"When Windows 2000 (W2K) was launched in February 2000, it
was thought that it would be the only operating system to
be used over every platform from desktop to datacentre. Unfortunately,
many companies did not incorporate W2K.
Features like limited plug and play capability, lower-end
hardware and considerably higher cost thwarted this expectation.
Lack of aggressive marketing might also have affected W2K's
success. This lack of focus over the marketing of W2K could
be the result of Microsoft's (MS) concentration on United
States Department of Justice's anti-trust motion during the
W2K ended up as another (improved) version of Windows NT
4. But the anticipated success of W2K has not materialized
as many NT users are not considering upgrading to this version
which is much costlier than the existing ones. If the market

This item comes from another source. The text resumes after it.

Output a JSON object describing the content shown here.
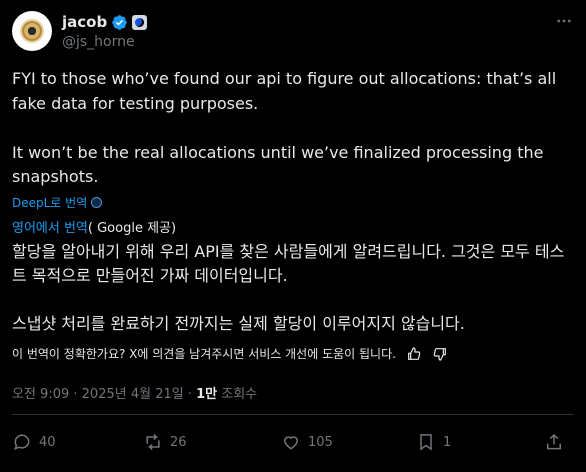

side of a coin tells that factual story, the technological
side of the coin tells another another. Managers at pioneering
information technology are satisfied with its longer server

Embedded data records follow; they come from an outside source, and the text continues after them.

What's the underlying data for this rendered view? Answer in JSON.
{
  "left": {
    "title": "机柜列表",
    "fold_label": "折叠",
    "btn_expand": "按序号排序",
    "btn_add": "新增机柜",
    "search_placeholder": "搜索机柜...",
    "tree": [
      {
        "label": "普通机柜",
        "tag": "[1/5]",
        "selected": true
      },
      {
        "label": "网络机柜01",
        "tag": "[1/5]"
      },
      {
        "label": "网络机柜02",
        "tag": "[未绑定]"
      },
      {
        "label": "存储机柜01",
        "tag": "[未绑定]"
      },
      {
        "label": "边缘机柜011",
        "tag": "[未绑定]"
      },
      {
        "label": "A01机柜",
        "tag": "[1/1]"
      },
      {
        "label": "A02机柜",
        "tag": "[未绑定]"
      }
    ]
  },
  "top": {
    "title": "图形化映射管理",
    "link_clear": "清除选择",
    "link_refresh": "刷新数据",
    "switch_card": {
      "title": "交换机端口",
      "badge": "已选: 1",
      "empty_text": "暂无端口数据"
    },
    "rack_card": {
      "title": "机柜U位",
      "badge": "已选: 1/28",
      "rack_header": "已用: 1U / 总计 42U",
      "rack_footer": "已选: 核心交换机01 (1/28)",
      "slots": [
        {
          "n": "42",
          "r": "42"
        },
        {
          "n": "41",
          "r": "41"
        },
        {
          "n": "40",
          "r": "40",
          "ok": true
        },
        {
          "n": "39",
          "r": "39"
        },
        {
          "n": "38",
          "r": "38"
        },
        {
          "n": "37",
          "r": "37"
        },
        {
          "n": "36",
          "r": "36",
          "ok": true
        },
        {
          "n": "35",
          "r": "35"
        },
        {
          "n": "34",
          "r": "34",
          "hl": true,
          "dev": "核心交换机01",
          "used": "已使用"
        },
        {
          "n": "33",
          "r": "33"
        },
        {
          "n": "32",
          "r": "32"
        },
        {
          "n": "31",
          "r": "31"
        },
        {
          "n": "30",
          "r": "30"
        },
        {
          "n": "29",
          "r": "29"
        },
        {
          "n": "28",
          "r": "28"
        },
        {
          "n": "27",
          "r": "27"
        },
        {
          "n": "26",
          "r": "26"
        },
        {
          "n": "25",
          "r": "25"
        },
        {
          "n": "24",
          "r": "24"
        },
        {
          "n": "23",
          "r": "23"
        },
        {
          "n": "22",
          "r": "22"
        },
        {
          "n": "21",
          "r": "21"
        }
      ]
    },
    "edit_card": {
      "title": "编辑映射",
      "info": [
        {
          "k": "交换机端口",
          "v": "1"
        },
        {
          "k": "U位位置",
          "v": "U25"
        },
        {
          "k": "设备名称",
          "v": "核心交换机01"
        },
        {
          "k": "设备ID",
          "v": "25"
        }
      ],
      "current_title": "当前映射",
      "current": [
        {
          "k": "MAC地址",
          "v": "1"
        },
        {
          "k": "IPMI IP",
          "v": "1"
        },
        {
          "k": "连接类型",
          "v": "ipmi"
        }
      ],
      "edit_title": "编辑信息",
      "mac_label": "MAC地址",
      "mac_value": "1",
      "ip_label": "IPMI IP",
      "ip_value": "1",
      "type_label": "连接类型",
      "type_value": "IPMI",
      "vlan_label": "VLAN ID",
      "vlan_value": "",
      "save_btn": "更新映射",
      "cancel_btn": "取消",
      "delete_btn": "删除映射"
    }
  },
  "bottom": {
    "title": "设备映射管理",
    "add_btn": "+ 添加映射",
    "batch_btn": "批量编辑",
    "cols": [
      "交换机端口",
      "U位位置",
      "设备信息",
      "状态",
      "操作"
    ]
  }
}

uptime, better manageability and fewer help desk calls, but
the cost has put many companies in dilemma.
Organizations around the globe who have upgraded to W2K have
expressed satisfaction and a senior technical architect from

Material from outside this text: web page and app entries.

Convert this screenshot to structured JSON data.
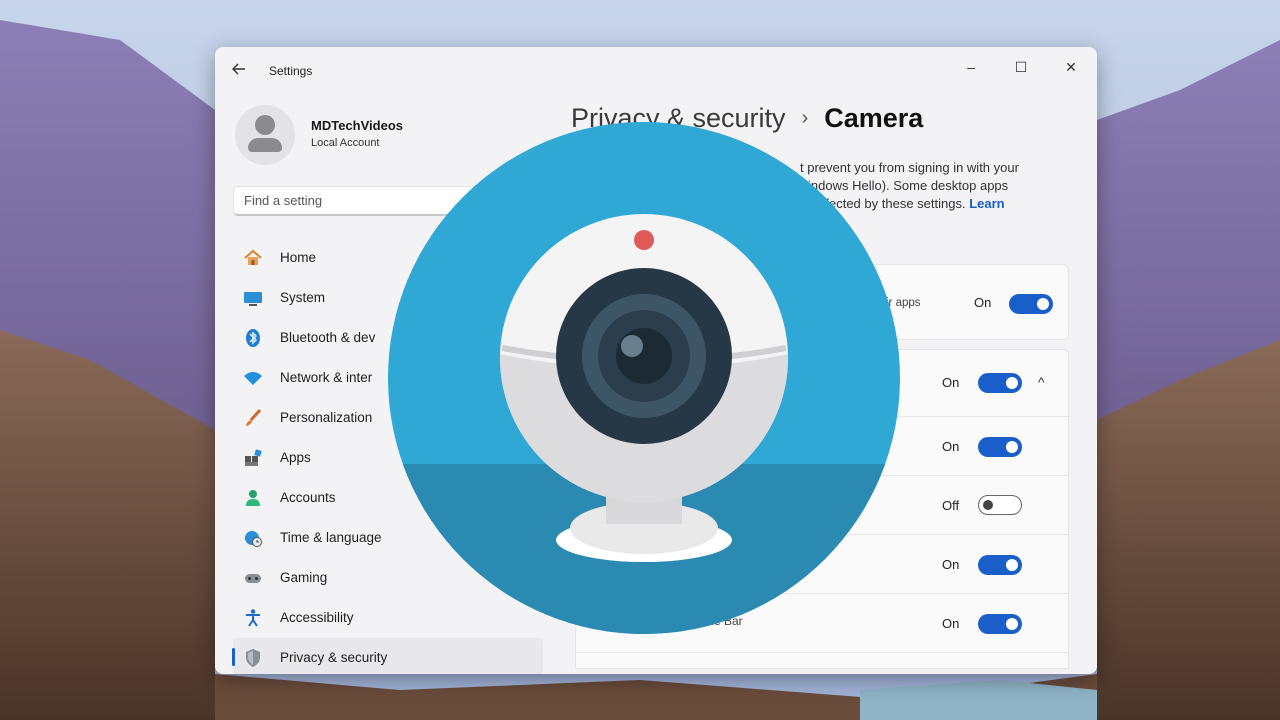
{
  "window": {
    "title": "Settings",
    "back_icon": "back-arrow-icon",
    "controls": {
      "minimize": "–",
      "maximize": "☐",
      "close": "✕"
    }
  },
  "account": {
    "name": "MDTechVideos",
    "type": "Local Account"
  },
  "search": {
    "placeholder": "Find a setting"
  },
  "nav": [
    {
      "label": "Home",
      "icon": "home-icon"
    },
    {
      "label": "System",
      "icon": "monitor-icon"
    },
    {
      "label": "Bluetooth & dev",
      "icon": "bluetooth-icon"
    },
    {
      "label": "Network & inter",
      "icon": "wifi-icon"
    },
    {
      "label": "Personalization",
      "icon": "paintbrush-icon"
    },
    {
      "label": "Apps",
      "icon": "apps-icon"
    },
    {
      "label": "Accounts",
      "icon": "person-icon"
    },
    {
      "label": "Time & language",
      "icon": "globe-clock-icon"
    },
    {
      "label": "Gaming",
      "icon": "gamepad-icon"
    },
    {
      "label": "Accessibility",
      "icon": "accessibility-icon"
    },
    {
      "label": "Privacy & security",
      "icon": "shield-icon",
      "selected": true
    }
  ],
  "header": {
    "parent": "Privacy & security",
    "separator": "›",
    "current": "Camera"
  },
  "description": {
    "line1": "t prevent you from signing in with your",
    "line2": "indows Hello). Some desktop apps",
    "line3": "ffected by these settings.",
    "link": "Learn"
  },
  "settings": {
    "top_label": "ir apps",
    "top_state": "On",
    "group_state": "On",
    "group_chevron": "^",
    "rows": [
      {
        "label": "",
        "state": "On",
        "on": true
      },
      {
        "label": "",
        "state": "Off",
        "on": false
      },
      {
        "label": "",
        "state": "On",
        "on": true
      },
      {
        "label": "me Bar",
        "state": "On",
        "on": true
      }
    ]
  },
  "colors": {
    "accent": "#1a5fc9",
    "logo_circle": "#2fa8d5",
    "logo_circle_dark": "#2a8ab2",
    "lens_dark": "#263845",
    "indicator_red": "#e05a5a"
  },
  "overlay": {
    "icon": "webcam-logo-icon"
  }
}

a Californian company said, "It has gone exceptionally well…"
and he went on to deploy W2K to 600 users in the company's
other 63 offices. There have been some memory leaks on domain
controllers, and setting login scripts using group policies
have failed. These are the only problems he's faced so far.
That's the experience of a foreign W2K user.
Sundar N B, Marketing Manager,
Microsoft India, clarifies for the lesser market trend in
India, " Seventy five per cent of windows servers in India
still run on NT 4. We do not intend to push W2K in this market
segment." He is aware that for W2K to succeed, it has to target
big companies that run on critical applications having huge
networks. W2K's active directory services are the best package
for such networks.
Also the higher end versions
like Datacentre that are to be launched soon by MS are designed
to manage clusters of servers and very high transaction volumes.
These versions are going to be positioned at the high-end
server market that is currently dominated by 64 bit UNIX platforms
of HP, IBM, Compaq and others.
It is however understood that MS is expecting a market in
India for its lower end products of W2K as well. Lesser market
response to such lower end versions is not new to MS. It has
answered to similar market conditions with its time-tested
recipes. A similar situation prevailed during the launch of
Windows 95 when Windows 3.1 was the popular platform. N B
Sundar is optimistic, "We expect eighty percent of all new
shipments to be of Windows by the middle of next year."
With companies building pros and cons list to upgrade the
existing platform with W2K and Microsoft's marketing focusing
on higher end versions of it, debate is on to know whether
W2K will prevail or not.
Quotable quote: "In case any one plans to roll out
W2K in the second quarter of next year, start planning today;
it will take that long to plan your Active Directory structure
and test applications." - Michael Silver, an analyst.
Source: Express Computer